I’ve had a copy of this album for some months but was sworn to silence until its release was set. I did as I was asked although it was strain – at the first time of listening I thought it was stunning piece of work – but I put it to one side and didn’t play it again.
Returning to Awena I hear the same songs but subtly differently. The magic of hearing it unfold for the first time is a one-off; the second time it’s possible to delve deeper into the stories. And these songs are real stories, inspired by literature and fable. Gerry Diver’s production and input into the arrangements add a depth and gravity to the songs but even the simpler accompaniments like ‘Red Coat’ have a weight. I say simpler but ‘Red Coat’ breaks out from its slow twin squeeze-box backing into a sprightly tune before closing in orchestral splendour. It tells the story of a soldier in three movements – recruitment, home on leave, as a hero we presume, and finally returning to war for the last time.
‘Jackie’s Stone’ tells of two brothers, both navvies, who hit the town one Saturday night with tragic consequences. Richard Thompson could have written this song and been proud of it. ‘Widow Thomas’ is an odd song that’s actually about the poet and composer Ivor Gurney and I’m still figuring it out. The darkness continues with ‘Smiling Loner’ and ‘Man Of Bones’, Wes’ take on the ‘Death And The Lady Tradition’ with more sweeping strings. The closer, ‘Riverbed’, sees a deserted husband contemplating suicide, and for all that, it’s one the album’s top tracks with its sneaky quote of ‘House Of The Rising Sun’. It begins with unaccompanied voice and ends with out and out rock. It’s only fault is that it is too short.
Musically, there is hell of a lot going on with no two songs backed in the same way. ‘Corinne’, for example, begins with jangly strings before a solo fiddle, Diver I presume, comes in to swell the sound and make room for more. ‘Maurice’ opens with acoustic guitar and minimal piano before the strings underpin the sense of gloom. Later, Wes gives us a cover of ‘Love Me Tender’ which begins on one channel as if recorded on Neil Young’s Voice-O-Graph before expanding into a little old-fashioned schmaltz that becomes buried in strange sounds.

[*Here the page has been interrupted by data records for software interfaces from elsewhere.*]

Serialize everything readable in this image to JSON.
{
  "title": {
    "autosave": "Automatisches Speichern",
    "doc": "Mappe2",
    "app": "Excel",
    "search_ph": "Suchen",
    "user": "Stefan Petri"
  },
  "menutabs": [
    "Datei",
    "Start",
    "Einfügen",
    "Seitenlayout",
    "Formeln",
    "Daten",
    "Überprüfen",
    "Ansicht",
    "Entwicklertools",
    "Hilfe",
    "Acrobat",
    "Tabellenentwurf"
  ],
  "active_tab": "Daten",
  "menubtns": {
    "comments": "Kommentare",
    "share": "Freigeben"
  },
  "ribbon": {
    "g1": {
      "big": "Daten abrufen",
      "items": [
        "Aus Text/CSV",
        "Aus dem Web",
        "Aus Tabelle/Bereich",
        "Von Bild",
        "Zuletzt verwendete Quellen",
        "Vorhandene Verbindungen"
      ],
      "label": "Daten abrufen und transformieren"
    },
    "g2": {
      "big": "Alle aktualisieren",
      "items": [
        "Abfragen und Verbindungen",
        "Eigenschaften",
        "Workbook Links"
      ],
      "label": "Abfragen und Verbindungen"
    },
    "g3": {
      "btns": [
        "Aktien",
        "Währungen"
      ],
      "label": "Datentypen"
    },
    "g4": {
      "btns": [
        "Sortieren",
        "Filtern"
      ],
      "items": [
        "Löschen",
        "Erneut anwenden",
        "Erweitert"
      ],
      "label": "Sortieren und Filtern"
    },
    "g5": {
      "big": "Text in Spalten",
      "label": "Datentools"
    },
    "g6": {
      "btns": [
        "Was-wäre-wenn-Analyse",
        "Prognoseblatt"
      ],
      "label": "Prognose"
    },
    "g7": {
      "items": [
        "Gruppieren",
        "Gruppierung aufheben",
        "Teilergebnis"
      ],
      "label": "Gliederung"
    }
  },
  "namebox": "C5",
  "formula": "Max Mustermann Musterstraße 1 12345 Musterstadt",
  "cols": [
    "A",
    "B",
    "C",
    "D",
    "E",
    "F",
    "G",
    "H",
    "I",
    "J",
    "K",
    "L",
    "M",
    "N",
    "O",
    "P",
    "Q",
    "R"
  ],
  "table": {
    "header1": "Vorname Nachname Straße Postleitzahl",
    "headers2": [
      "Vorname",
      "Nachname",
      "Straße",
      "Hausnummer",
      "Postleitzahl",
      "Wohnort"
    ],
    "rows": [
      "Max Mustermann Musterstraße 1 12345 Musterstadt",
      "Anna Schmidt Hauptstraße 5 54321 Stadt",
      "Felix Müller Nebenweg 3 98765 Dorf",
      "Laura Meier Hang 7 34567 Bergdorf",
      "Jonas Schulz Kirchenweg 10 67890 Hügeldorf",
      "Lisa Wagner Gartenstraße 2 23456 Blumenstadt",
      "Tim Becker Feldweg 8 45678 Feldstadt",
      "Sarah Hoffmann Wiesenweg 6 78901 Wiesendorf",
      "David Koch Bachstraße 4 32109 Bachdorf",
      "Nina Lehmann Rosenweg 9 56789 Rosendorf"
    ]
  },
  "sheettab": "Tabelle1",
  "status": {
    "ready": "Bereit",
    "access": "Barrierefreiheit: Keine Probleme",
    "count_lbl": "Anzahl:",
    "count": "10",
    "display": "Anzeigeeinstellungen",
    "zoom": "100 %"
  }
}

This is a very fine album, packed with excellent songs and brilliant musical ideas. I hope it sells millions.
‘Jackie’s Stone’ live: